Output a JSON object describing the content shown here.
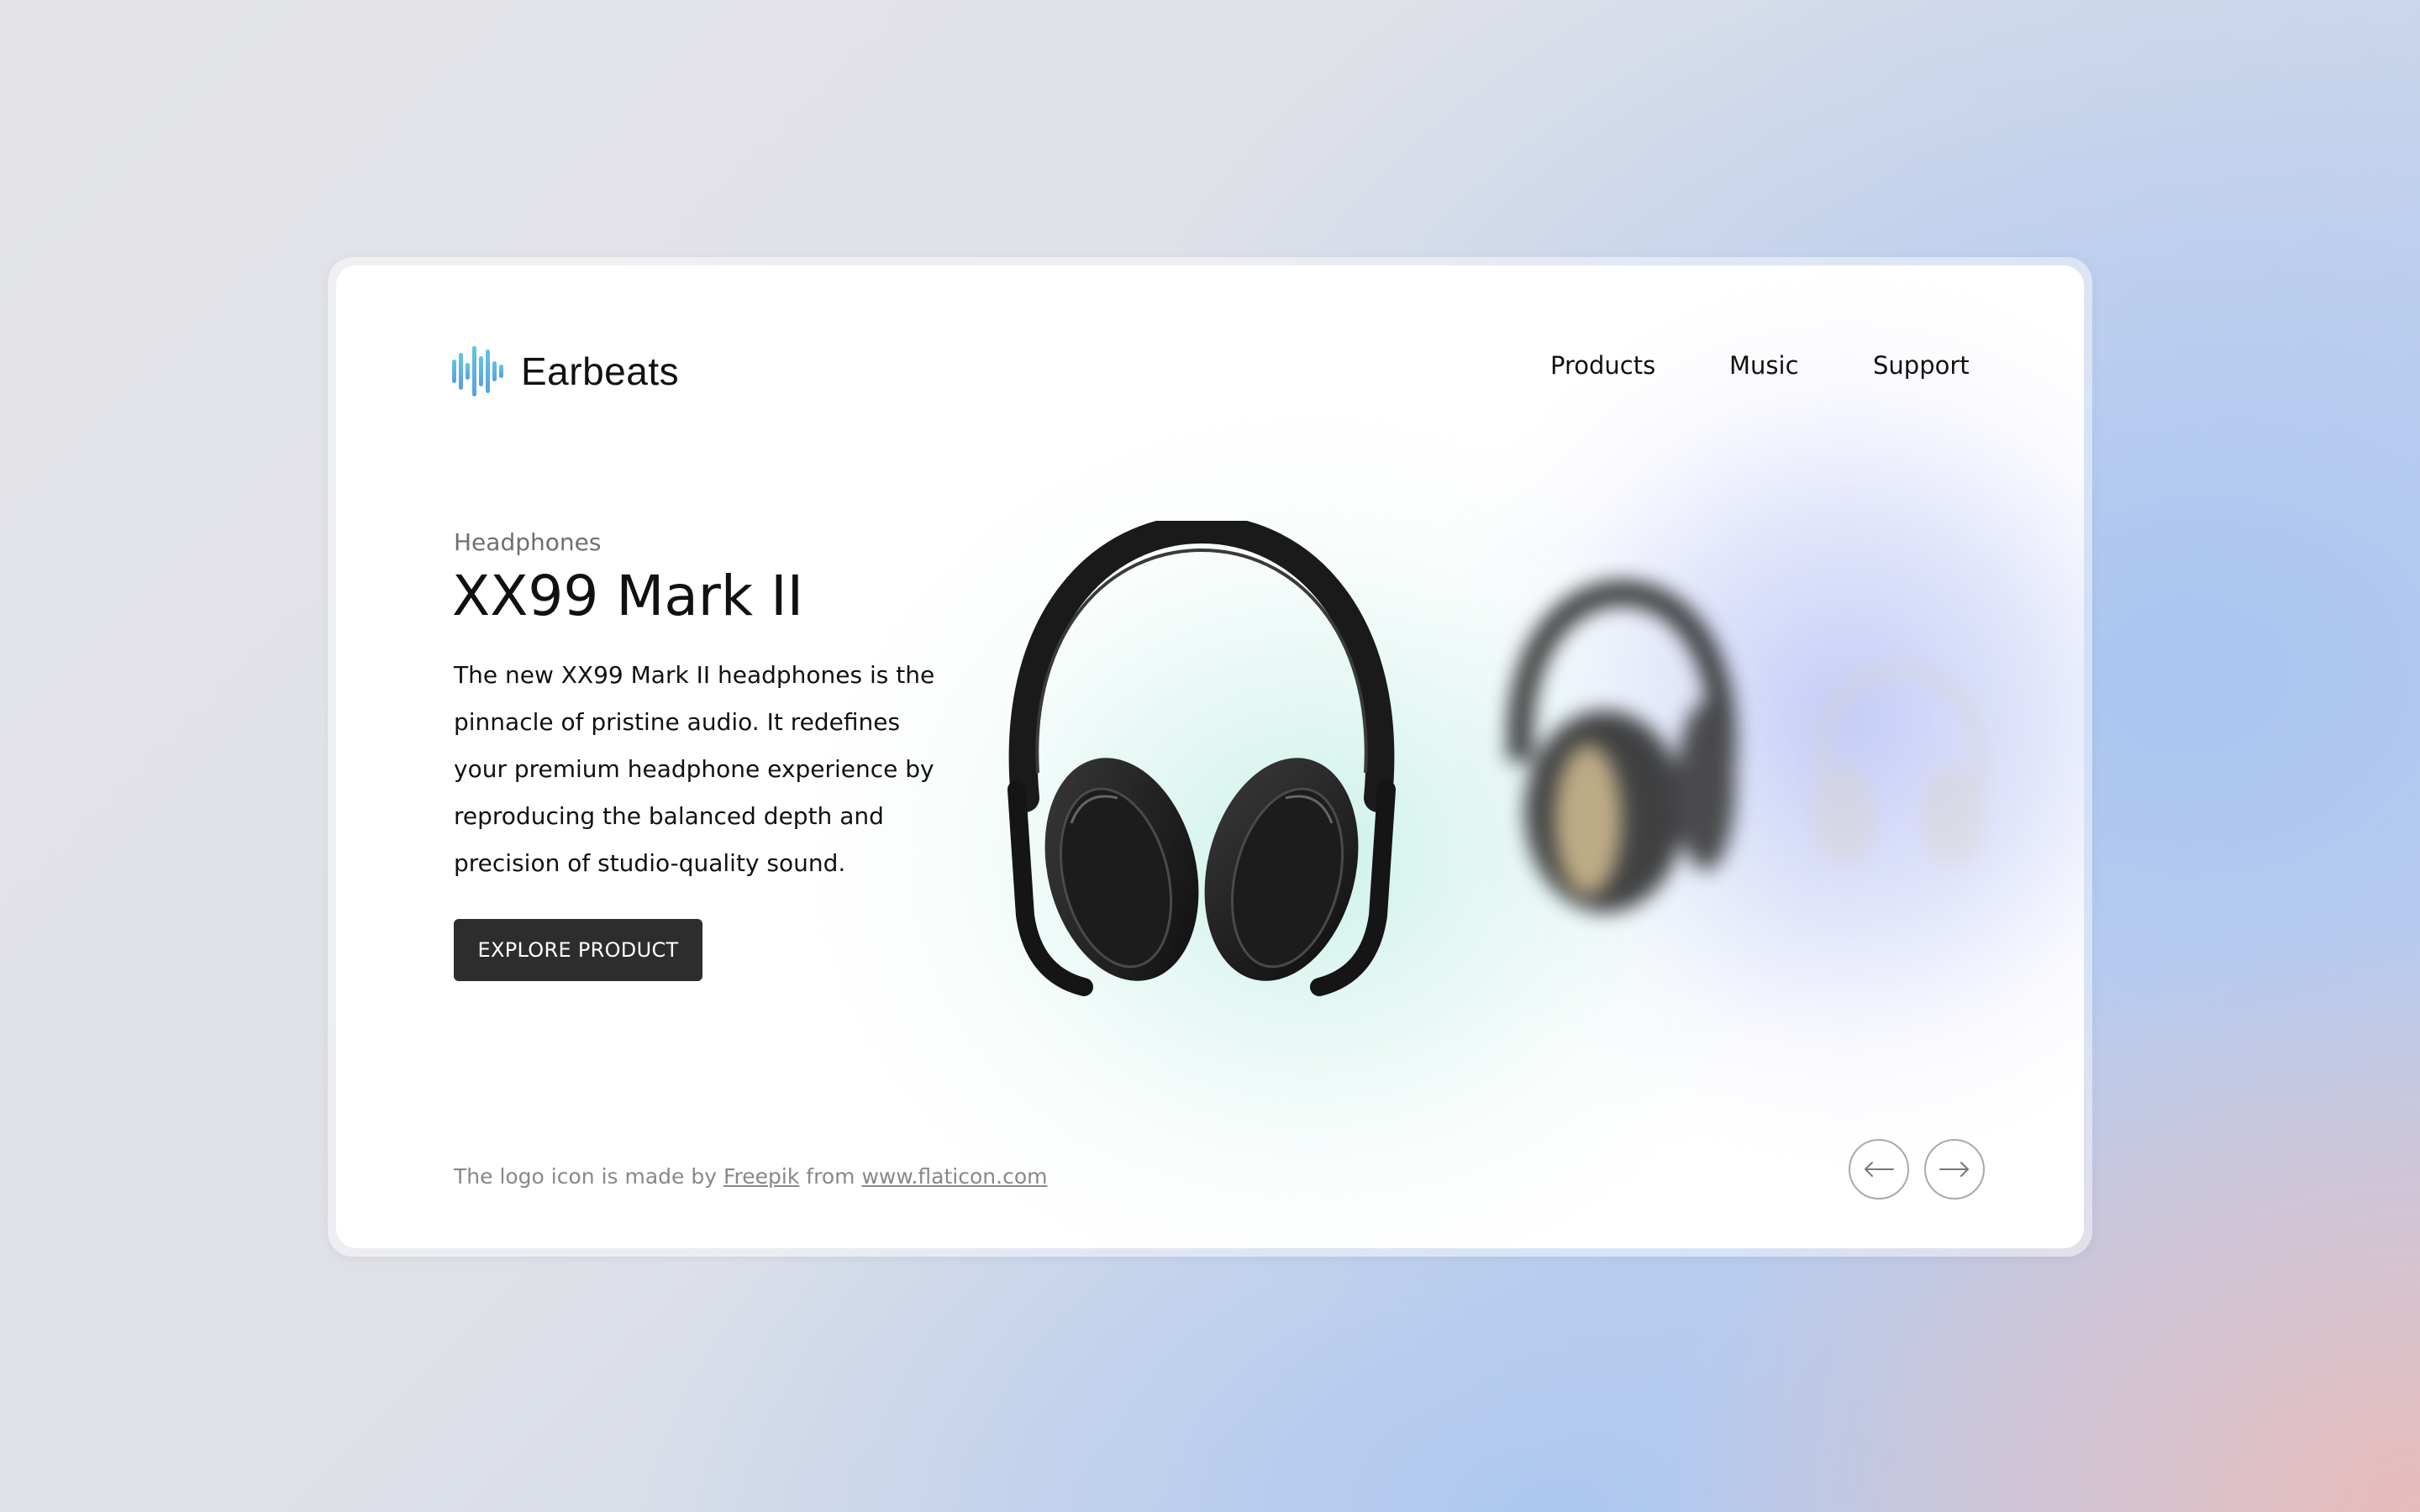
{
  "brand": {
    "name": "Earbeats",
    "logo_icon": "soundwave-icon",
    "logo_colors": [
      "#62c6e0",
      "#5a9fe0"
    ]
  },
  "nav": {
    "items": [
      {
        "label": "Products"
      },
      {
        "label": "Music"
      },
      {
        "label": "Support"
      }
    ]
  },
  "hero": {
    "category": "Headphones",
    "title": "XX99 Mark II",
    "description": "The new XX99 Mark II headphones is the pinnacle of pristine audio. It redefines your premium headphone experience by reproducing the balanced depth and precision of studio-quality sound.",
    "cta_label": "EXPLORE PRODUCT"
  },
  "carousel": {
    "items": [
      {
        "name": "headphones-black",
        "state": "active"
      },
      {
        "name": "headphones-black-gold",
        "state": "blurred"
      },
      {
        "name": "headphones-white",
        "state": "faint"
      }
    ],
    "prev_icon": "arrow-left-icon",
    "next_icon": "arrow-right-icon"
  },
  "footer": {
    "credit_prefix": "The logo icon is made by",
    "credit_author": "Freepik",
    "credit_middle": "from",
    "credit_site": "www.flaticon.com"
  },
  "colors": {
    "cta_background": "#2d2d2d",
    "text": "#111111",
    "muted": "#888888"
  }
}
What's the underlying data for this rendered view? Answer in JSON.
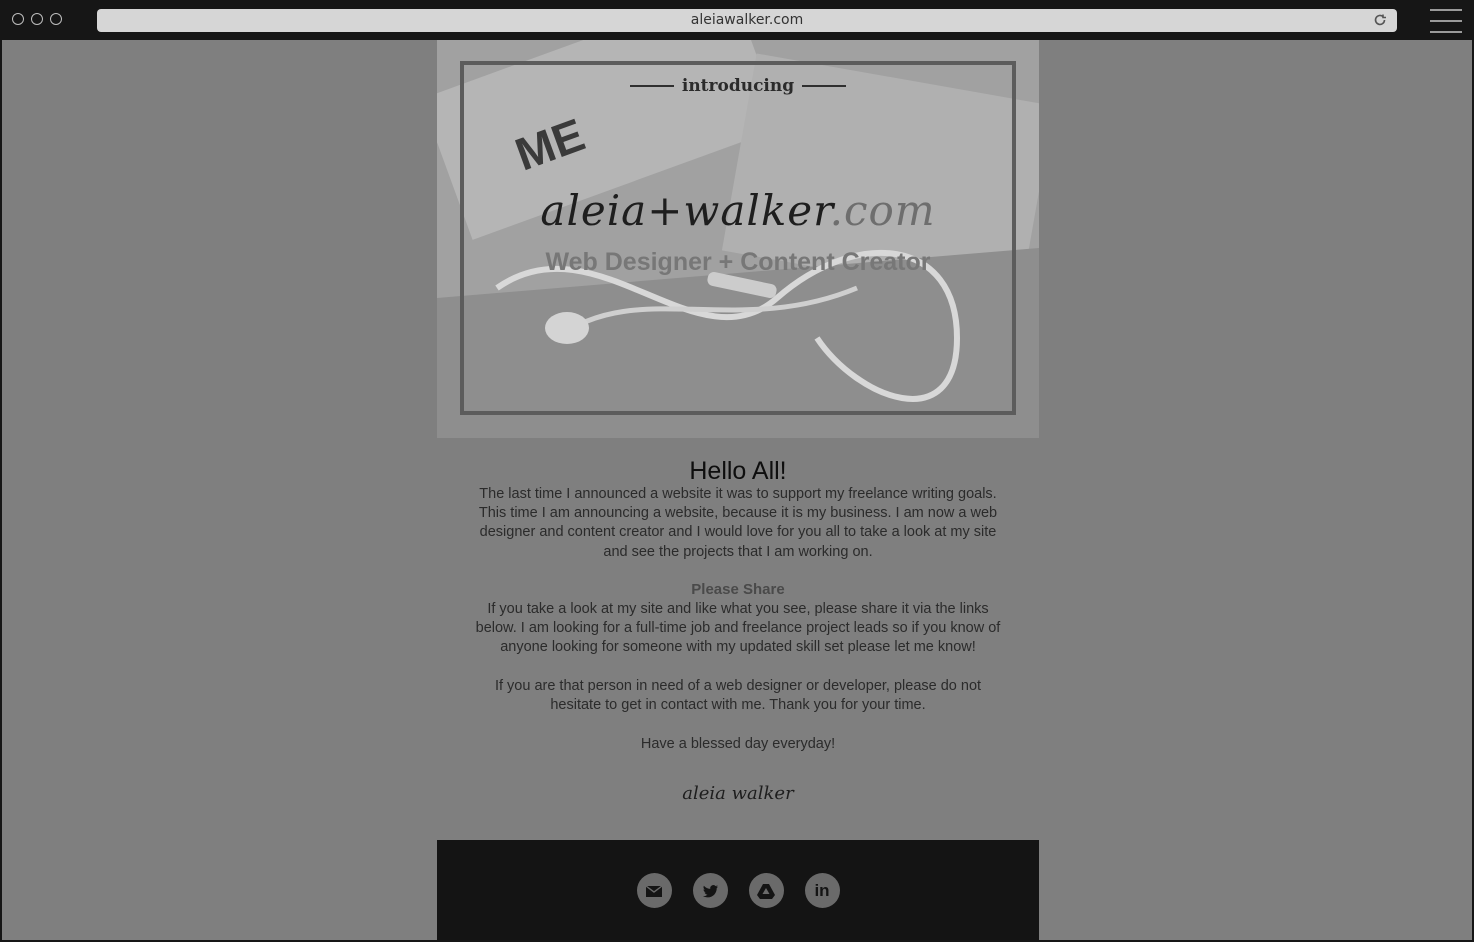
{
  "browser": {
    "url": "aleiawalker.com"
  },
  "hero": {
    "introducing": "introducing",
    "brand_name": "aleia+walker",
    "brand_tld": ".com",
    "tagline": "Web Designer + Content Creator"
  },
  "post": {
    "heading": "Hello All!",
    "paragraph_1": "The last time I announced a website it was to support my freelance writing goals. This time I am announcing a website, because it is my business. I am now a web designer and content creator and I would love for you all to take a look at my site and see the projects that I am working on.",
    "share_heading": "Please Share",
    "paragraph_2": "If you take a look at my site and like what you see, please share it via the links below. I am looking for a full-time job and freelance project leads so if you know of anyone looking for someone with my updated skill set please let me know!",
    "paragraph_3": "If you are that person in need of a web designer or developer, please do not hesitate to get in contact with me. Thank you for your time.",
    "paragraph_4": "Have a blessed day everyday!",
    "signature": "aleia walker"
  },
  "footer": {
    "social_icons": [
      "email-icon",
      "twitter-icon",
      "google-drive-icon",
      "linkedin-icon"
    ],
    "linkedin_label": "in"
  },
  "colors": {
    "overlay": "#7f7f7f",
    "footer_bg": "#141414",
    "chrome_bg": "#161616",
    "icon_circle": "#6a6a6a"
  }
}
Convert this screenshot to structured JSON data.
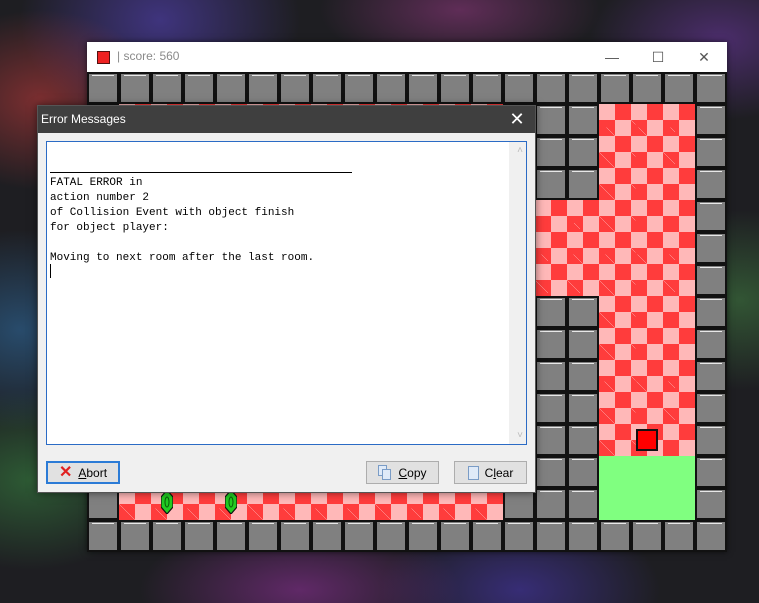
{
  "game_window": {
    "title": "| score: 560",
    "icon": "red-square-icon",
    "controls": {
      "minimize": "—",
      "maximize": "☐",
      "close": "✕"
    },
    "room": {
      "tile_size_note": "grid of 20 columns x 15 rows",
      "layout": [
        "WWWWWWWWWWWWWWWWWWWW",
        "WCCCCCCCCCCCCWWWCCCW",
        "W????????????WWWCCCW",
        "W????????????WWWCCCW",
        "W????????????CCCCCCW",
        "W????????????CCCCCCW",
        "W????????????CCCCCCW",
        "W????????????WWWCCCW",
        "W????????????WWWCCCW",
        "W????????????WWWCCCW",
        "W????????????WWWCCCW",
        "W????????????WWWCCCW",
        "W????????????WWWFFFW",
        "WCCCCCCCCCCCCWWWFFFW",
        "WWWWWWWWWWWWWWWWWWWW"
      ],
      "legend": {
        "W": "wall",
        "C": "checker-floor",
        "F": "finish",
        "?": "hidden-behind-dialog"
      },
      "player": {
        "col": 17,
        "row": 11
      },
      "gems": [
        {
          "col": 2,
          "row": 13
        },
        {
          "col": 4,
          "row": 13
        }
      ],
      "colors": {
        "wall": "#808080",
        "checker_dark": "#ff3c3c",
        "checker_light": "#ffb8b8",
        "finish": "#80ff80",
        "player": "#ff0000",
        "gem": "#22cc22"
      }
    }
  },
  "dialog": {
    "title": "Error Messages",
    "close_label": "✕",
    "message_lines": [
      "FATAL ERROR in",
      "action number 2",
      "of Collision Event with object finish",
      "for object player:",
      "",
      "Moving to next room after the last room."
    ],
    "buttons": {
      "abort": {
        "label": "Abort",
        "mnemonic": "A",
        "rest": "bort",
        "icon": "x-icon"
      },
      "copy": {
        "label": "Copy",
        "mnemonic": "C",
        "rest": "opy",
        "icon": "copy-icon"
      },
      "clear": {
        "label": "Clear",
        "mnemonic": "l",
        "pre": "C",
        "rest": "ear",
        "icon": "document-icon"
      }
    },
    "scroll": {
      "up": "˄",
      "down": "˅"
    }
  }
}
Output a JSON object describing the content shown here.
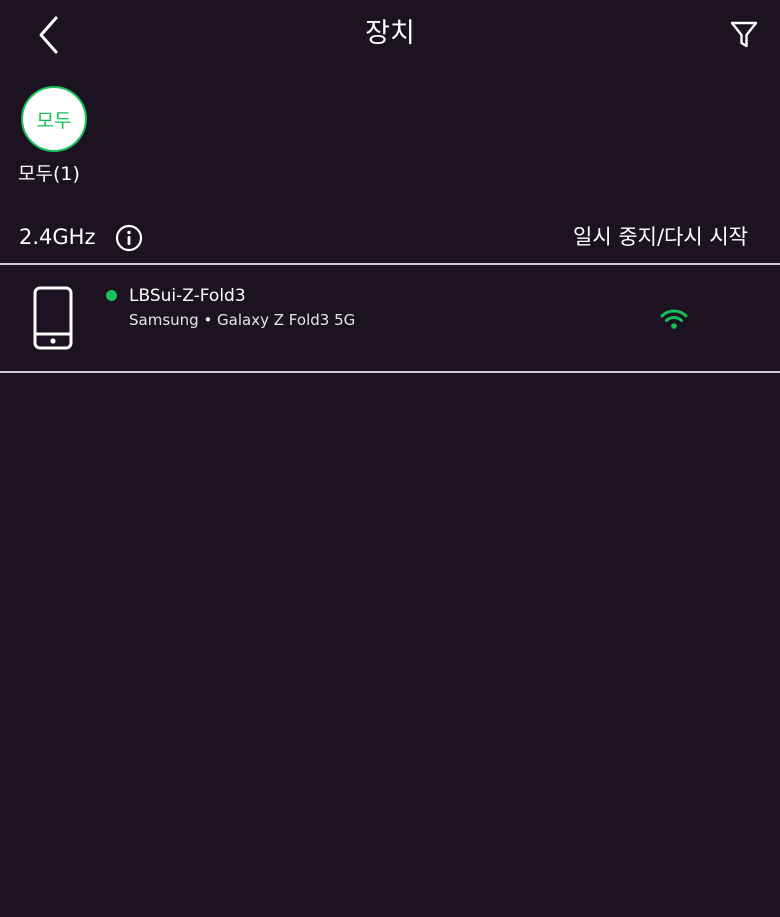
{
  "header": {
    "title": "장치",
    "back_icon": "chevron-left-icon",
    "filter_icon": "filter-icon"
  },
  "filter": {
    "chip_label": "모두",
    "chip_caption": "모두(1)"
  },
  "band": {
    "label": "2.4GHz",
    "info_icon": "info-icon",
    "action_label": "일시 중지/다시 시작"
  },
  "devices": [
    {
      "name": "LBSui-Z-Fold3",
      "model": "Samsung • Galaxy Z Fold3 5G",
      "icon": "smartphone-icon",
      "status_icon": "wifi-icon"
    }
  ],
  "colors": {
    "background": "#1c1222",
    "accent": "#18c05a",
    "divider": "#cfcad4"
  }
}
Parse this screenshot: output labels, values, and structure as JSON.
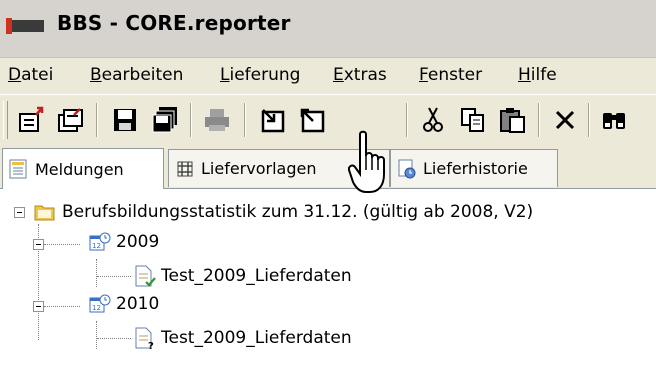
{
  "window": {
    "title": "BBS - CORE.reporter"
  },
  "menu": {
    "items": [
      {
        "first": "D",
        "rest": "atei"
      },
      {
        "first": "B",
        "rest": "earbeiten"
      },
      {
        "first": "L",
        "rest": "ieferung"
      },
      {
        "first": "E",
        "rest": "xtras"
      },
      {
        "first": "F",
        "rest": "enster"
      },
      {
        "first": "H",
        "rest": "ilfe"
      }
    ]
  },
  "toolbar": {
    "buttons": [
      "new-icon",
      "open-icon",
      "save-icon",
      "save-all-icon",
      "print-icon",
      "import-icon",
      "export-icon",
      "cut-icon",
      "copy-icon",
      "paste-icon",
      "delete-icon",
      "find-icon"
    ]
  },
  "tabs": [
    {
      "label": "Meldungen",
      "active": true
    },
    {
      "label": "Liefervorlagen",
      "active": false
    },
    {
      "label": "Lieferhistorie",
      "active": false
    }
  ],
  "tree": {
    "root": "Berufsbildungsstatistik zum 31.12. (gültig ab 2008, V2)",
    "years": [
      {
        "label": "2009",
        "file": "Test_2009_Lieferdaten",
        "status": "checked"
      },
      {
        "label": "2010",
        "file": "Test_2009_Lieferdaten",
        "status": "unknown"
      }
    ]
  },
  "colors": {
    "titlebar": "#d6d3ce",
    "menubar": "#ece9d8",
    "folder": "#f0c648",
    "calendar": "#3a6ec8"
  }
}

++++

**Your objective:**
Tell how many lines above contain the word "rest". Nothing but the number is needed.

**Solution for this problem:**
9